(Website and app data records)
———
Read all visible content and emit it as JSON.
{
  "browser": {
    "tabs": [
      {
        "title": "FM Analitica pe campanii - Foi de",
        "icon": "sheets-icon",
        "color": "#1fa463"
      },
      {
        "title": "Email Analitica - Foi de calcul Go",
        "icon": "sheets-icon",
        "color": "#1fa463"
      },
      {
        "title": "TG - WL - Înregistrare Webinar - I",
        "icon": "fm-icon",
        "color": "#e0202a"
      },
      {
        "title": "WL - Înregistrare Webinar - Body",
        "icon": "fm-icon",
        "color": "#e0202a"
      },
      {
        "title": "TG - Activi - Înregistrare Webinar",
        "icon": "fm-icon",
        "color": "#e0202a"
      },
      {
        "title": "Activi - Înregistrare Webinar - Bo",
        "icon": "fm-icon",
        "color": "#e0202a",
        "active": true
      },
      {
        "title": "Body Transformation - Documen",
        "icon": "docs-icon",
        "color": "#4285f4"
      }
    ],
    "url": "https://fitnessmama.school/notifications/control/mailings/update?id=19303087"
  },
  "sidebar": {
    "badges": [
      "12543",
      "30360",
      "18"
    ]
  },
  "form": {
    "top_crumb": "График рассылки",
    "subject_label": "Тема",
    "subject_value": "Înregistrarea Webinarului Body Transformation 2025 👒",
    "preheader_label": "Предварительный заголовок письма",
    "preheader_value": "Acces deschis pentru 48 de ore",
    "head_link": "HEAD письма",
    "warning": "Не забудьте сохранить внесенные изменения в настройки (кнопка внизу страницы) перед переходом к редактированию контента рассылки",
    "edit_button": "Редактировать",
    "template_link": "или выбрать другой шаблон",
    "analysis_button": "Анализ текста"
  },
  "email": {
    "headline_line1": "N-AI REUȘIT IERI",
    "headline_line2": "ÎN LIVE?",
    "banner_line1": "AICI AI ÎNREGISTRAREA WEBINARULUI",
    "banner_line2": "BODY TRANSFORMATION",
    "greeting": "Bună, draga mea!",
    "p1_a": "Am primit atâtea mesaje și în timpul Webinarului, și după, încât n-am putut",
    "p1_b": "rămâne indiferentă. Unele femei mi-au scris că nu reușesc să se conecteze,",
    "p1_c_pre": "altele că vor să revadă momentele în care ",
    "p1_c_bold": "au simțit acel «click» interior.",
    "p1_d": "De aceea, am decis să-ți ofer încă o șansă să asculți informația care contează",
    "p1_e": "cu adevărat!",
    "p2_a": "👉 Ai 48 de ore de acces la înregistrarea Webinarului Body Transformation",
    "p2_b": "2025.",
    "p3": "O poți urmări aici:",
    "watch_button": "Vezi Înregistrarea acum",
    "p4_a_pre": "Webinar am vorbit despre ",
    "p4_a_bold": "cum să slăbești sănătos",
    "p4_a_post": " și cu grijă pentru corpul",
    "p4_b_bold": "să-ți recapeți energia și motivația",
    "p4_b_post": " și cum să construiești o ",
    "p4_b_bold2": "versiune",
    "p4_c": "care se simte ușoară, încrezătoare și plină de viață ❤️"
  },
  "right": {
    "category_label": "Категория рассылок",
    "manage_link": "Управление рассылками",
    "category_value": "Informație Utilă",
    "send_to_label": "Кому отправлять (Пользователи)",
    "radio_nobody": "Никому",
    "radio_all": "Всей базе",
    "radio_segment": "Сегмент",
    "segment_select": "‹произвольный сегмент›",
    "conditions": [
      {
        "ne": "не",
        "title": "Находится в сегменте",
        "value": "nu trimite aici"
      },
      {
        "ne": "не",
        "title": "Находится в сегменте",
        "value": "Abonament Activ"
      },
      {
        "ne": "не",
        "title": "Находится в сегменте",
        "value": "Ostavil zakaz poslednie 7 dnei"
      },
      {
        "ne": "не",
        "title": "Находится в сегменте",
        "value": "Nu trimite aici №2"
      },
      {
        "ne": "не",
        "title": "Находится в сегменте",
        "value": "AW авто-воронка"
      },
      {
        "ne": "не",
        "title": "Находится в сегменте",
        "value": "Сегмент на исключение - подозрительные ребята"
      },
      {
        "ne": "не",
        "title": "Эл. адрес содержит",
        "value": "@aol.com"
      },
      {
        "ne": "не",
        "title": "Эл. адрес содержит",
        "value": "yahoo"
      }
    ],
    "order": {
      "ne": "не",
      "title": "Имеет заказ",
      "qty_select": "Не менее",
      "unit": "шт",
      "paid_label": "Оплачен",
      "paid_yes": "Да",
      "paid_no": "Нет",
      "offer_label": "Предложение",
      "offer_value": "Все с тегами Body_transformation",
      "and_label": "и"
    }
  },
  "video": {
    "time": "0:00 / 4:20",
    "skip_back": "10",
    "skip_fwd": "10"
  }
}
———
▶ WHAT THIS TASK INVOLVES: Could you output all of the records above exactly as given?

▶ OUTPUT FOR THIS EXERCISE:
Read all visible content and emit it as JSON.
{
  "browser": {
    "tabs": [
      {
        "title": "FM Analitica pe campanii - Foi de",
        "icon": "sheets-icon",
        "color": "#1fa463"
      },
      {
        "title": "Email Analitica - Foi de calcul Go",
        "icon": "sheets-icon",
        "color": "#1fa463"
      },
      {
        "title": "TG - WL - Înregistrare Webinar - I",
        "icon": "fm-icon",
        "color": "#e0202a"
      },
      {
        "title": "WL - Înregistrare Webinar - Body",
        "icon": "fm-icon",
        "color": "#e0202a"
      },
      {
        "title": "TG - Activi - Înregistrare Webinar",
        "icon": "fm-icon",
        "color": "#e0202a"
      },
      {
        "title": "Activi - Înregistrare Webinar - Bo",
        "icon": "fm-icon",
        "color": "#e0202a",
        "active": true
      },
      {
        "title": "Body Transformation - Documen",
        "icon": "docs-icon",
        "color": "#4285f4"
      }
    ],
    "url": "https://fitnessmama.school/notifications/control/mailings/update?id=19303087"
  },
  "sidebar": {
    "badges": [
      "12543",
      "30360",
      "18"
    ]
  },
  "form": {
    "top_crumb": "График рассылки",
    "subject_label": "Тема",
    "subject_value": "Înregistrarea Webinarului Body Transformation 2025 👒",
    "preheader_label": "Предварительный заголовок письма",
    "preheader_value": "Acces deschis pentru 48 de ore",
    "head_link": "HEAD письма",
    "warning": "Не забудьте сохранить внесенные изменения в настройки (кнопка внизу страницы) перед переходом к редактированию контента рассылки",
    "edit_button": "Редактировать",
    "template_link": "или выбрать другой шаблон",
    "analysis_button": "Анализ текста"
  },
  "email": {
    "headline_line1": "N-AI REUȘIT IERI",
    "headline_line2": "ÎN LIVE?",
    "banner_line1": "AICI AI ÎNREGISTRAREA WEBINARULUI",
    "banner_line2": "BODY TRANSFORMATION",
    "greeting": "Bună, draga mea!",
    "p1_a": "Am primit atâtea mesaje și în timpul Webinarului, și după, încât n-am putut",
    "p1_b": "rămâne indiferentă. Unele femei mi-au scris că nu reușesc să se conecteze,",
    "p1_c_pre": "altele că vor să revadă momentele în care ",
    "p1_c_bold": "au simțit acel «click» interior.",
    "p1_d": "De aceea, am decis să-ți ofer încă o șansă să asculți informația care contează",
    "p1_e": "cu adevărat!",
    "p2_a": "👉 Ai 48 de ore de acces la înregistrarea Webinarului Body Transformation",
    "p2_b": "2025.",
    "p3": "O poți urmări aici:",
    "watch_button": "Vezi Înregistrarea acum",
    "p4_a_pre": "Webinar am vorbit despre ",
    "p4_a_bold": "cum să slăbești sănătos",
    "p4_a_post": " și cu grijă pentru corpul",
    "p4_b_bold": "să-ți recapeți energia și motivația",
    "p4_b_post": " și cum să construiești o ",
    "p4_b_bold2": "versiune",
    "p4_c": "care se simte ușoară, încrezătoare și plină de viață ❤️"
  },
  "right": {
    "category_label": "Категория рассылок",
    "manage_link": "Управление рассылками",
    "category_value": "Informație Utilă",
    "send_to_label": "Кому отправлять (Пользователи)",
    "radio_nobody": "Никому",
    "radio_all": "Всей базе",
    "radio_segment": "Сегмент",
    "segment_select": "‹произвольный сегмент›",
    "conditions": [
      {
        "ne": "не",
        "title": "Находится в сегменте",
        "value": "nu trimite aici"
      },
      {
        "ne": "не",
        "title": "Находится в сегменте",
        "value": "Abonament Activ"
      },
      {
        "ne": "не",
        "title": "Находится в сегменте",
        "value": "Ostavil zakaz poslednie 7 dnei"
      },
      {
        "ne": "не",
        "title": "Находится в сегменте",
        "value": "Nu trimite aici №2"
      },
      {
        "ne": "не",
        "title": "Находится в сегменте",
        "value": "AW авто-воронка"
      },
      {
        "ne": "не",
        "title": "Находится в сегменте",
        "value": "Сегмент на исключение - подозрительные ребята"
      },
      {
        "ne": "не",
        "title": "Эл. адрес содержит",
        "value": "@aol.com"
      },
      {
        "ne": "не",
        "title": "Эл. адрес содержит",
        "value": "yahoo"
      }
    ],
    "order": {
      "ne": "не",
      "title": "Имеет заказ",
      "qty_select": "Не менее",
      "unit": "шт",
      "paid_label": "Оплачен",
      "paid_yes": "Да",
      "paid_no": "Нет",
      "offer_label": "Предложение",
      "offer_value": "Все с тегами Body_transformation",
      "and_label": "и"
    }
  },
  "video": {
    "time": "0:00 / 4:20",
    "skip_back": "10",
    "skip_fwd": "10"
  }
}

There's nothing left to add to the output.